| May 3, 2021 | Bankruptcy

In today’s economy, central Texas jobs are hard to come by and unemployment rates are up.  Everyone wants to keep the job they have.  As a bankruptcy attorney, I frequently get asked the following question: “If I file bankruptcy, can my employer fire me?”

No, your current employer is not allowed to fire you based solely on the fact that you filed bankruptcy.  Depending on the type of bankruptcy you file, your employer may never even know about the bankruptcy.  Your job is protected under Section 525 of Bankruptcy Code which is federal law.  This provision of the bankruptcy code prohibits private employers (i.e., not the government) from discriminating against their current employees based solely on the fact that their employee filed for bankruptcy.  Bankruptcy law goes on to state that a public employer (i.e., the government) is not permitted to discriminate against individuals who have filed for bankruptcy who are current or potential employees.  This means that your current job is safe from discrimination based solely on the fact that you filed bankruptcy.
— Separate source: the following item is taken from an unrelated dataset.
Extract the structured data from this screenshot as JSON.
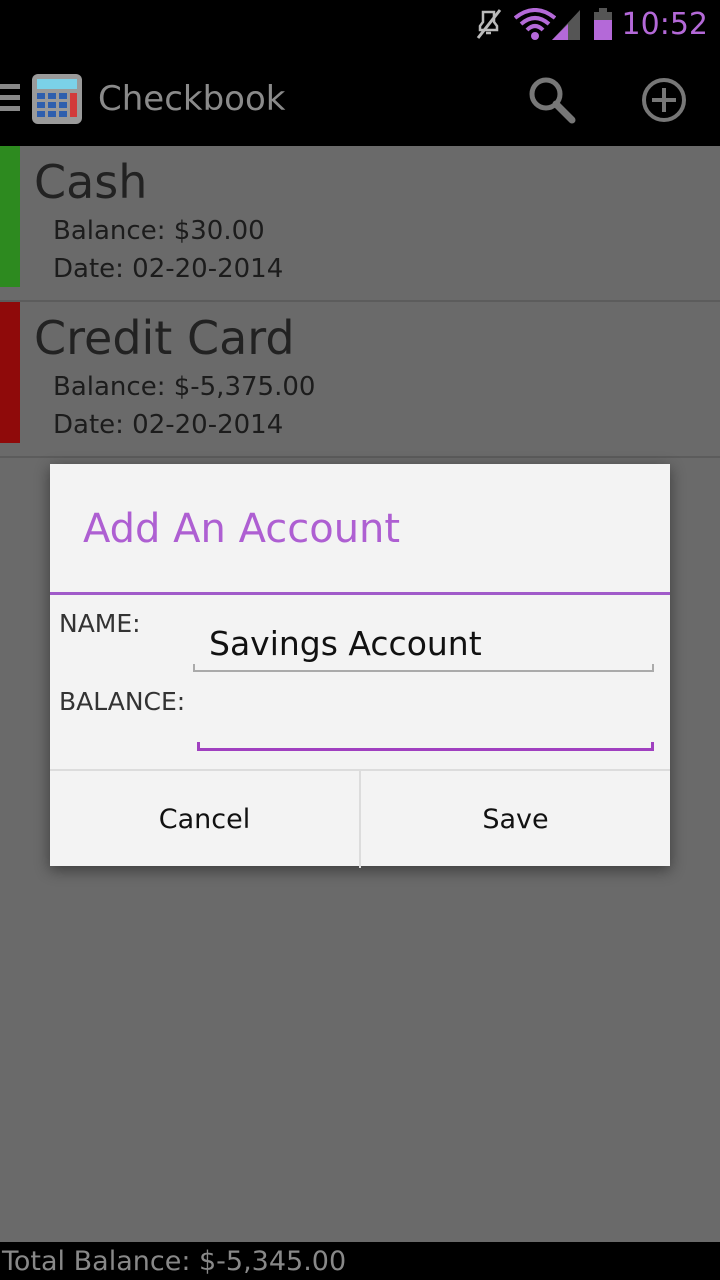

Are you ready to take the next step and make a FREE, no-obligation consultation with an experienced bankruptcy attorney?  Call today at 254-870-0105 or email me at [email protected].  Let my family help yours.